What do you think of when you think of wheelchair lifts? Do you think of the lifts on school buses for special needs children? Do you think of the Pixar movie Up when the main character rides up and down his house stairs in a wheelchair lift? Whatever you think of, it is probably an example that shows how necessary and helpful wheelchair lifts can be to those who are wheelchair-bound.
The Law of the Lifts
Although lifts are not required in buildings, they can be used to help fulfill the requirements for ramps and accessibility set by the ADA. In addition, lifts are most commonly used on public transport vehicles, such as buses, to help them meet accessibility laws.
Depending on what type of vehicle you have, you might not need a chair lift. Ramps are often able to be used, especially with mini-vans. However, if you have a full-size van, you should consider installing a wheelchair lift-especially if the wheelchair is a permanent situation for you. There are two different options. A single-arm lift takes up less space and is cheaper, but can only be used in certain situations and has limited carrying capacity. In contrast, a dual-arm lift can carry up to 800 pounds. However, it takes up a lot of space and therefore is used mostly for back entry.
If you are thinking about installing a lift in your home to make stairs easier for a wheelchair and it’s passenger, there are some things to consider. First, know the difference between a stair lift and a chair lift.
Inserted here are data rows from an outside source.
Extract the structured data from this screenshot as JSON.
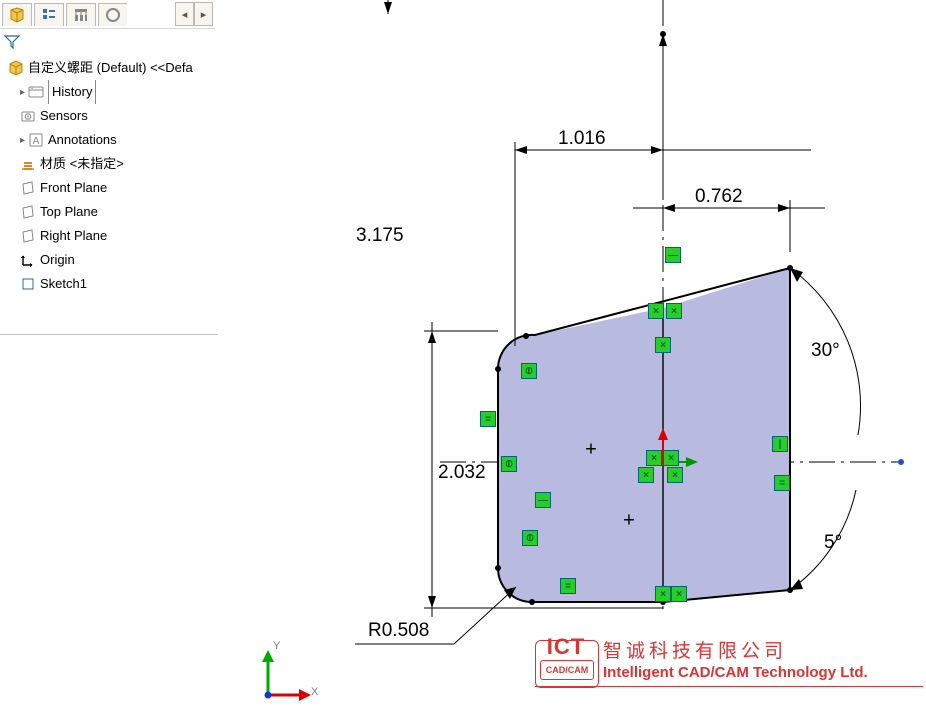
{
  "tabs": {
    "scroll_left": "◂",
    "scroll_right": "▸"
  },
  "tree": {
    "root": "自定义螺距 (Default) <<Defa",
    "history": "History",
    "sensors": "Sensors",
    "annotations": "Annotations",
    "material": "材质 <未指定>",
    "front": "Front Plane",
    "top": "Top Plane",
    "right": "Right Plane",
    "origin": "Origin",
    "sketch1": "Sketch1"
  },
  "dims": {
    "d_3_175": "3.175",
    "d_1_016": "1.016",
    "d_0_762": "0.762",
    "d_2_032": "2.032",
    "r_label": "R0.508",
    "ang30": "30°",
    "ang5": "5°"
  },
  "triad": {
    "x": "X",
    "y": "Y"
  },
  "watermark": {
    "ict": "ICT",
    "cadcam": "CAD/CAM",
    "cn": "智诚科技有限公司",
    "en": "Intelligent CAD/CAM Technology Ltd."
  }
}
The first will only carry the passenger. However, if you have a consistent way to get the chair itself up and down the stairs, this is a great alternative, as it requires less space, less construction, and is often cheaper.
A full-on wheelchair lift will have a platform big enough for the chair itself. Due to the intense weight and size requirements, it requires much more room and construction. These are often made only via custom orders and can therefore be pricey.